Each line of the listing below that includes "ecodemall" should be reported.

■ MATERIAL FOR THIS EXERCISE:
==========

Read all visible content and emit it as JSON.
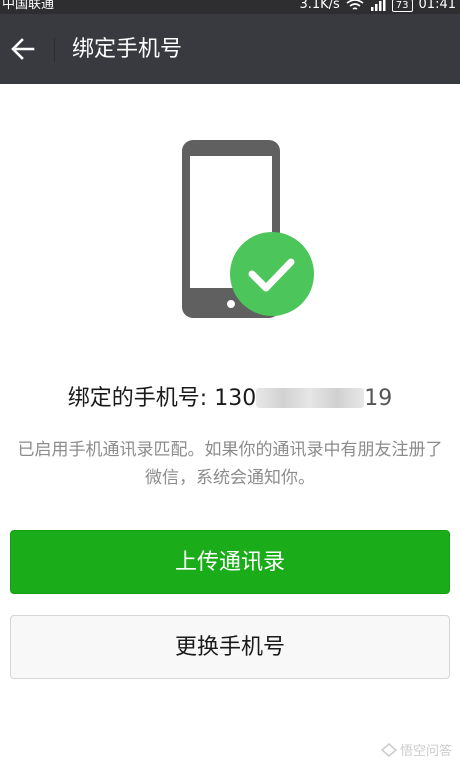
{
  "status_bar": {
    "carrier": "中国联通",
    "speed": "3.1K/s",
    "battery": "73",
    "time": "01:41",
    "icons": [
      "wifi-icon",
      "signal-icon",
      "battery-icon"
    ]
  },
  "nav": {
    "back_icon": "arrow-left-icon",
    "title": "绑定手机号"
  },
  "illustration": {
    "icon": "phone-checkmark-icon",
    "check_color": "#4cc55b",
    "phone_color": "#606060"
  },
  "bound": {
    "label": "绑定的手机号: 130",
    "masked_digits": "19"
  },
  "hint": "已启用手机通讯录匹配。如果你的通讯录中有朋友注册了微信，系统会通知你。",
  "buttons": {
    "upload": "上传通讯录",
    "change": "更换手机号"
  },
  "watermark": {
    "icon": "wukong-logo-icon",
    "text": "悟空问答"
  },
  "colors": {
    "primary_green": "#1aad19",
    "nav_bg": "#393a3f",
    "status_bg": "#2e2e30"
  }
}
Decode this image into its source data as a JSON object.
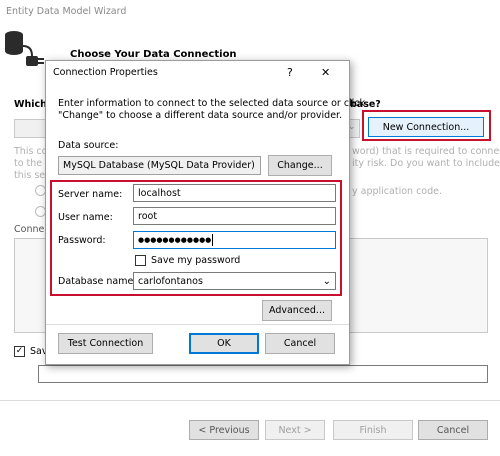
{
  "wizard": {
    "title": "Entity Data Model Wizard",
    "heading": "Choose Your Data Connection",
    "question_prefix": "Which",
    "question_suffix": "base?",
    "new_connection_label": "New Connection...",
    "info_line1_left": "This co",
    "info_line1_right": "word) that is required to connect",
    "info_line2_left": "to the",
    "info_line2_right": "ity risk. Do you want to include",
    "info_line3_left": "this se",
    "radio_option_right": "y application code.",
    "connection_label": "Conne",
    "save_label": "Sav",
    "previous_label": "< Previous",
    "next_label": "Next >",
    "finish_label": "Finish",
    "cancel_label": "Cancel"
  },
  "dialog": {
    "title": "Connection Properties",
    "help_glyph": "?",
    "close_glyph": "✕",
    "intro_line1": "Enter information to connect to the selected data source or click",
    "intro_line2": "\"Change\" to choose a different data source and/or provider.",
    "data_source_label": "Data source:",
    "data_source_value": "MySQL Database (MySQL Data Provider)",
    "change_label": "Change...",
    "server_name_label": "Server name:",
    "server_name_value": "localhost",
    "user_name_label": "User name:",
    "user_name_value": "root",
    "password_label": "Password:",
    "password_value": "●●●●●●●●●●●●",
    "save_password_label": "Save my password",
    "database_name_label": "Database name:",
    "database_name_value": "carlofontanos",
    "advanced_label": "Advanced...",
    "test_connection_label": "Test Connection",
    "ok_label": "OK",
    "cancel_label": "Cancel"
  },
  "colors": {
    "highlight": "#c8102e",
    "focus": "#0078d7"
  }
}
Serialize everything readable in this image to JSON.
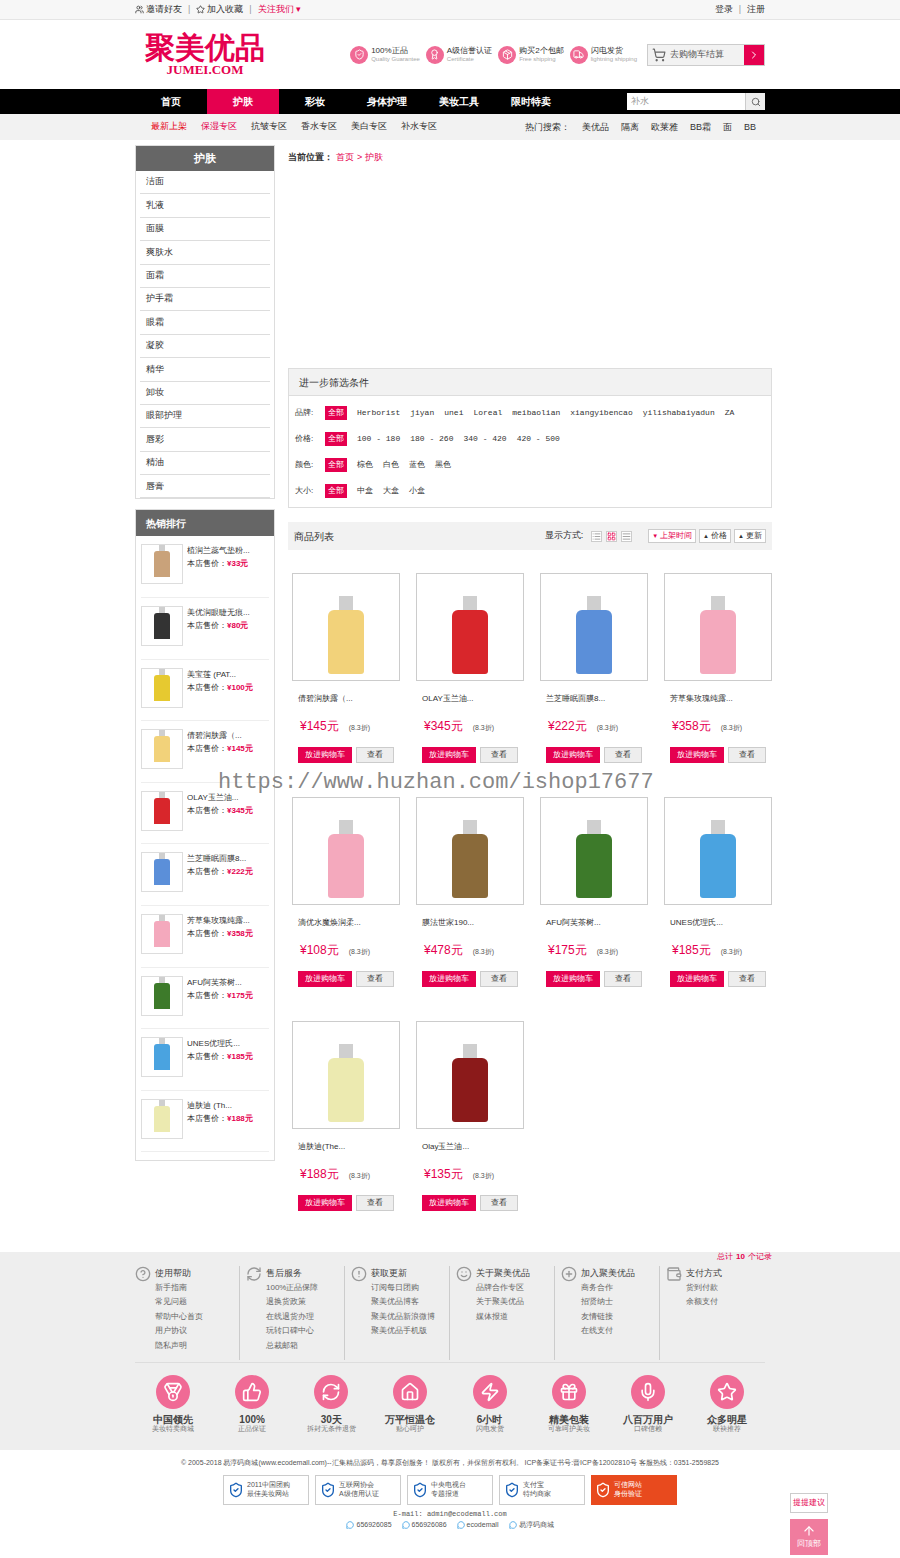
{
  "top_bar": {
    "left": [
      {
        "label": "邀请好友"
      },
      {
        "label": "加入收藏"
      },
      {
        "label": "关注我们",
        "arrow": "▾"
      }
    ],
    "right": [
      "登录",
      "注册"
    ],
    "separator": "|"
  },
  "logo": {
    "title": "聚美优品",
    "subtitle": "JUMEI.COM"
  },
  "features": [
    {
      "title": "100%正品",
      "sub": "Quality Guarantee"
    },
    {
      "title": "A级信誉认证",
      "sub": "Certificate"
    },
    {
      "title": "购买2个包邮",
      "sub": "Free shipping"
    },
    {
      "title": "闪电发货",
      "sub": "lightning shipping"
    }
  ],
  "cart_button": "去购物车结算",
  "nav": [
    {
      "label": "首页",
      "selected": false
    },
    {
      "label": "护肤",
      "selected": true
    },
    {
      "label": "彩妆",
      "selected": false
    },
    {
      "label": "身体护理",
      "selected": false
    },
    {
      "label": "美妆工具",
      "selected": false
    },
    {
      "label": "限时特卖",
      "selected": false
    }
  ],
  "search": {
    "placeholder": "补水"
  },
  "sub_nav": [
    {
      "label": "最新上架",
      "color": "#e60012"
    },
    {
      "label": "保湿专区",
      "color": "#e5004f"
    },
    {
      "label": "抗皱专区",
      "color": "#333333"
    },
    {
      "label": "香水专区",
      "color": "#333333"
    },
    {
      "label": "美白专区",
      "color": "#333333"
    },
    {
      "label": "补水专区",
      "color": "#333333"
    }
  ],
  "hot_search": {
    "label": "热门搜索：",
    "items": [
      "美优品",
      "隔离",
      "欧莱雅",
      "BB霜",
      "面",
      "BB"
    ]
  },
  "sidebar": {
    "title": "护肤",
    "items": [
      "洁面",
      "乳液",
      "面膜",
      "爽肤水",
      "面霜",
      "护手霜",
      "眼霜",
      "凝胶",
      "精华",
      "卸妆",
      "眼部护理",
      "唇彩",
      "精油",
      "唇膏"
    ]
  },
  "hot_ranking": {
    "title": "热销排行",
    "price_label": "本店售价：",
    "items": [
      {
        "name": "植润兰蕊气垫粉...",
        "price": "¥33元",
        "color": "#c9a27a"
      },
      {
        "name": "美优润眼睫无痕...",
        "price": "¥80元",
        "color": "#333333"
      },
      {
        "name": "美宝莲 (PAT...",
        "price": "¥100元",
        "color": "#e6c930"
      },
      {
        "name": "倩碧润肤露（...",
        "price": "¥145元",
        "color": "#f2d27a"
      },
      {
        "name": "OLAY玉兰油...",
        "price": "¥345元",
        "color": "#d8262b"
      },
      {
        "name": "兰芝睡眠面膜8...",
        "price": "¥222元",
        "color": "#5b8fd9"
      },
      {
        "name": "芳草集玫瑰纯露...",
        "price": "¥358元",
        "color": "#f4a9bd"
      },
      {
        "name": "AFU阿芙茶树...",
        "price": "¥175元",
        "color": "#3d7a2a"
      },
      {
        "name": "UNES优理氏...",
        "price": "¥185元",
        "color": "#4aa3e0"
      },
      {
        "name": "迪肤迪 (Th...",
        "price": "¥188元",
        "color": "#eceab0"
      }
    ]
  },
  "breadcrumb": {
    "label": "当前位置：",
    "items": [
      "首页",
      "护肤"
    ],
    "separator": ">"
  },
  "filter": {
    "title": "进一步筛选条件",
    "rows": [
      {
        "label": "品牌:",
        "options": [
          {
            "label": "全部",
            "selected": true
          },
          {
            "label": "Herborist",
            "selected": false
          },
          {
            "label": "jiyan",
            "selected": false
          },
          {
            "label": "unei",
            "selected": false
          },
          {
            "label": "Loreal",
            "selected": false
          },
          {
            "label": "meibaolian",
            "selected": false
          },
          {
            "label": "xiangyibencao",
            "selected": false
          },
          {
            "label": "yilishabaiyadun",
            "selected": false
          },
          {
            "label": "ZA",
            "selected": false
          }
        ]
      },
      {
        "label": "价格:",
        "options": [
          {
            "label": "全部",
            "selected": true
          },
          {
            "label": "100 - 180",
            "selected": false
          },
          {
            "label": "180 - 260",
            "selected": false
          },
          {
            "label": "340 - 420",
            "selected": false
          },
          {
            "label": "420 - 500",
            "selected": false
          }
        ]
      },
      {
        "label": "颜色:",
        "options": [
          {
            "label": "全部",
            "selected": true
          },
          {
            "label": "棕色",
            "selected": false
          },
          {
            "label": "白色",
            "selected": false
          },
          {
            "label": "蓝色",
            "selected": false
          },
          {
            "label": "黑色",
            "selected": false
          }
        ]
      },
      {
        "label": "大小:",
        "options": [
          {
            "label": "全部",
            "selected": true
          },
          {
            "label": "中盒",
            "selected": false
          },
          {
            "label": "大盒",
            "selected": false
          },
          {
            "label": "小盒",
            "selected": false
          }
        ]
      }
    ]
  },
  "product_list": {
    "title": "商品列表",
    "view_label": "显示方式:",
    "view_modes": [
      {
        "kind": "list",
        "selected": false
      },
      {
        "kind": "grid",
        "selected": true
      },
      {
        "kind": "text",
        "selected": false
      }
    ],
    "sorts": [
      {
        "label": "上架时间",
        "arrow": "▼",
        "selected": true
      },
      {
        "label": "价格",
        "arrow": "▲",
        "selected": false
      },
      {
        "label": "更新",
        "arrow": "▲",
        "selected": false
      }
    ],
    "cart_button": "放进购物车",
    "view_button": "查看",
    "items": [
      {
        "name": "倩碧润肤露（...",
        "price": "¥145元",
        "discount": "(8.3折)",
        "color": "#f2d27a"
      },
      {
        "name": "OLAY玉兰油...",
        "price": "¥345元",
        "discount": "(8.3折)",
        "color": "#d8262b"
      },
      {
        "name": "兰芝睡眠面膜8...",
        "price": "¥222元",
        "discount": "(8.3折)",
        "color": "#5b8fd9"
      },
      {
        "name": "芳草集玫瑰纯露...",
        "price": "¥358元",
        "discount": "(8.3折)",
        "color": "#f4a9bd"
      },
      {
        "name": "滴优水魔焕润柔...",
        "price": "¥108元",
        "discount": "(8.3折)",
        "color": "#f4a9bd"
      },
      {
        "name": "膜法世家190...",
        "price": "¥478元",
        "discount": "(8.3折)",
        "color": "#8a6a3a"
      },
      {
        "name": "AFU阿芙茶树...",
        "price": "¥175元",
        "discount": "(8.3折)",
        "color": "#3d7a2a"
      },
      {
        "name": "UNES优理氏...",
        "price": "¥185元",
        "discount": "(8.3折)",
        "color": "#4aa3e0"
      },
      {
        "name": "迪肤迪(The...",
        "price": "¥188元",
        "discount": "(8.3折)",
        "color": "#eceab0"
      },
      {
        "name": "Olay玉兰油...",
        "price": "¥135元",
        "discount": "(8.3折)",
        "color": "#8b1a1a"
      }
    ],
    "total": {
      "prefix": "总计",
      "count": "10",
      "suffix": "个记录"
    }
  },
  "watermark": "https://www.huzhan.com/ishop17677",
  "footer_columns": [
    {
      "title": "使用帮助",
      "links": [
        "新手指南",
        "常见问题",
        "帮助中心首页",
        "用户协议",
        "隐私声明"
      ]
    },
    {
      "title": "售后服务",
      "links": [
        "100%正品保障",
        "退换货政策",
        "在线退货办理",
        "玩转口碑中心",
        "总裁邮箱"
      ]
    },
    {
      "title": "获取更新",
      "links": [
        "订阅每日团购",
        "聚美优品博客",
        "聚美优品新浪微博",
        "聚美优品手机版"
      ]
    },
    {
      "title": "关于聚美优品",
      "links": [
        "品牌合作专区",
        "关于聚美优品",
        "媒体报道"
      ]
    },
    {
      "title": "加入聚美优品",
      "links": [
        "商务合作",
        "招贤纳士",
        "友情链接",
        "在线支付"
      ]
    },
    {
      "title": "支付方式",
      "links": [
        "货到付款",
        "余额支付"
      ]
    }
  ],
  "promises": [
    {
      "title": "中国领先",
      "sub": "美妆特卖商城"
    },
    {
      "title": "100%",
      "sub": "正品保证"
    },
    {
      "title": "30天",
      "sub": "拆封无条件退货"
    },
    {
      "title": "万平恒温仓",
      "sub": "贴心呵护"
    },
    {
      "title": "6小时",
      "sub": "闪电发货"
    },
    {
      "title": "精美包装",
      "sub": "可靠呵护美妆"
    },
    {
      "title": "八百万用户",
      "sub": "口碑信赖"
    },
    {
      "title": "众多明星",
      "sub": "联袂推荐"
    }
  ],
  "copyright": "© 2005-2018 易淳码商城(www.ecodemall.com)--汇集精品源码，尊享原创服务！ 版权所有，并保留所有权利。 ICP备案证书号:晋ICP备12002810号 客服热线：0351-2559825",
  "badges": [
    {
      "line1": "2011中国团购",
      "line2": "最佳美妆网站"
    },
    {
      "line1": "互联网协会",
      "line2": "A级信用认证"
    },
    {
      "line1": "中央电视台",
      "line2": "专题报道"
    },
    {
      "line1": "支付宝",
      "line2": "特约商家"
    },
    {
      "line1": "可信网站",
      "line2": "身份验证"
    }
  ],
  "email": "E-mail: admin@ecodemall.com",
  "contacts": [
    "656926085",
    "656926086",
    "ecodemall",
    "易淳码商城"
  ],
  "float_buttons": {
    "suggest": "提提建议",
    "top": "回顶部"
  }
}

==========

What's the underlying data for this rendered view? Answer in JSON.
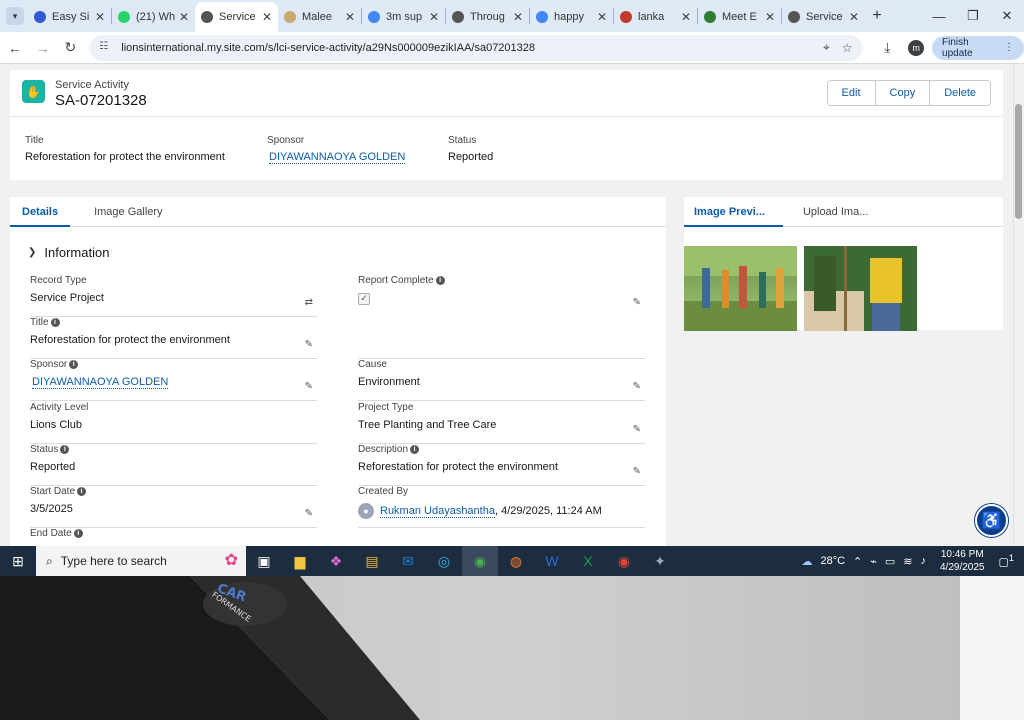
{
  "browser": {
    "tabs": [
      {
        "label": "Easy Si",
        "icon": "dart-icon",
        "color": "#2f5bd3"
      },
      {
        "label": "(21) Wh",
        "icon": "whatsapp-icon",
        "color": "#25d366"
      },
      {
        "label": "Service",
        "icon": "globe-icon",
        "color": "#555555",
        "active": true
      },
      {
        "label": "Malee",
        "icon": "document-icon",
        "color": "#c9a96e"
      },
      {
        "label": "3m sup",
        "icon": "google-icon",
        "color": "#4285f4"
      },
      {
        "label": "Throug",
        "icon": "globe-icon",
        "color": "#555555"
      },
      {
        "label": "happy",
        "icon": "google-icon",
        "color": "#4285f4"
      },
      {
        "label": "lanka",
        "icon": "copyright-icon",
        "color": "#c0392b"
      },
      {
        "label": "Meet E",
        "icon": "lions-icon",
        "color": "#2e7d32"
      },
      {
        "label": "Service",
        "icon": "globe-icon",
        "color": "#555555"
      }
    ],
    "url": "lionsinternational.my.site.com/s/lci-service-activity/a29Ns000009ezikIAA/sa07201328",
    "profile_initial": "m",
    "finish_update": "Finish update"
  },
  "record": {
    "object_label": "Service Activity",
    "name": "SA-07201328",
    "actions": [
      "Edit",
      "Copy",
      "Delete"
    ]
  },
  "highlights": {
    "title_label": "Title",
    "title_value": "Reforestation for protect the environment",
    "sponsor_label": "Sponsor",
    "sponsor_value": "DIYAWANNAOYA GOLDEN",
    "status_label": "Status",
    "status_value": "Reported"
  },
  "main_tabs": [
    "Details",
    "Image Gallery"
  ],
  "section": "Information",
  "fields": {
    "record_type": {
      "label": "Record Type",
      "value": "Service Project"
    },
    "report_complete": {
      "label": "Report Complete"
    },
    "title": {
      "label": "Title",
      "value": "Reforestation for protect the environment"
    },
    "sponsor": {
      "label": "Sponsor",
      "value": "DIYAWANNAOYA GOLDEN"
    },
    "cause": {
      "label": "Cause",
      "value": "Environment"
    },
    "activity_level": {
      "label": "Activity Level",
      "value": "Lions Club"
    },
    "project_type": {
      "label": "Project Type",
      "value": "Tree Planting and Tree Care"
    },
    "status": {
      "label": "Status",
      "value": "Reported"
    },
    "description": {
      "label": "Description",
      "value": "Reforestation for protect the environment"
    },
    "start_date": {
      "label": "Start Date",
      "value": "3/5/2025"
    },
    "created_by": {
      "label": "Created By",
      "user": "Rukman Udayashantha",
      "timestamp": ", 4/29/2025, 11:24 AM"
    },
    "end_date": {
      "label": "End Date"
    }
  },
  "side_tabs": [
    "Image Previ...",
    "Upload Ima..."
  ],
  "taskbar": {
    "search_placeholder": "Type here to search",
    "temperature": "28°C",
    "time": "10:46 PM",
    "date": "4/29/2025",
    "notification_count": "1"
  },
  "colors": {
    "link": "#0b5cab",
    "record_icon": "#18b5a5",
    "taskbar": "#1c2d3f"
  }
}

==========

■ EXERCISE SOLUTION:
  "copyright": "© 2005-2018 易淳码商城(www.ecodemall.com)--汇集精品源码，尊享原创服务！ 版权所有，并保留所有权利。 ICP备案证书号:晋ICP备12002810号 客服热线：0351-2559825",
  "email": "E-mail: admin@ecodemall.com",
    "ecodemall",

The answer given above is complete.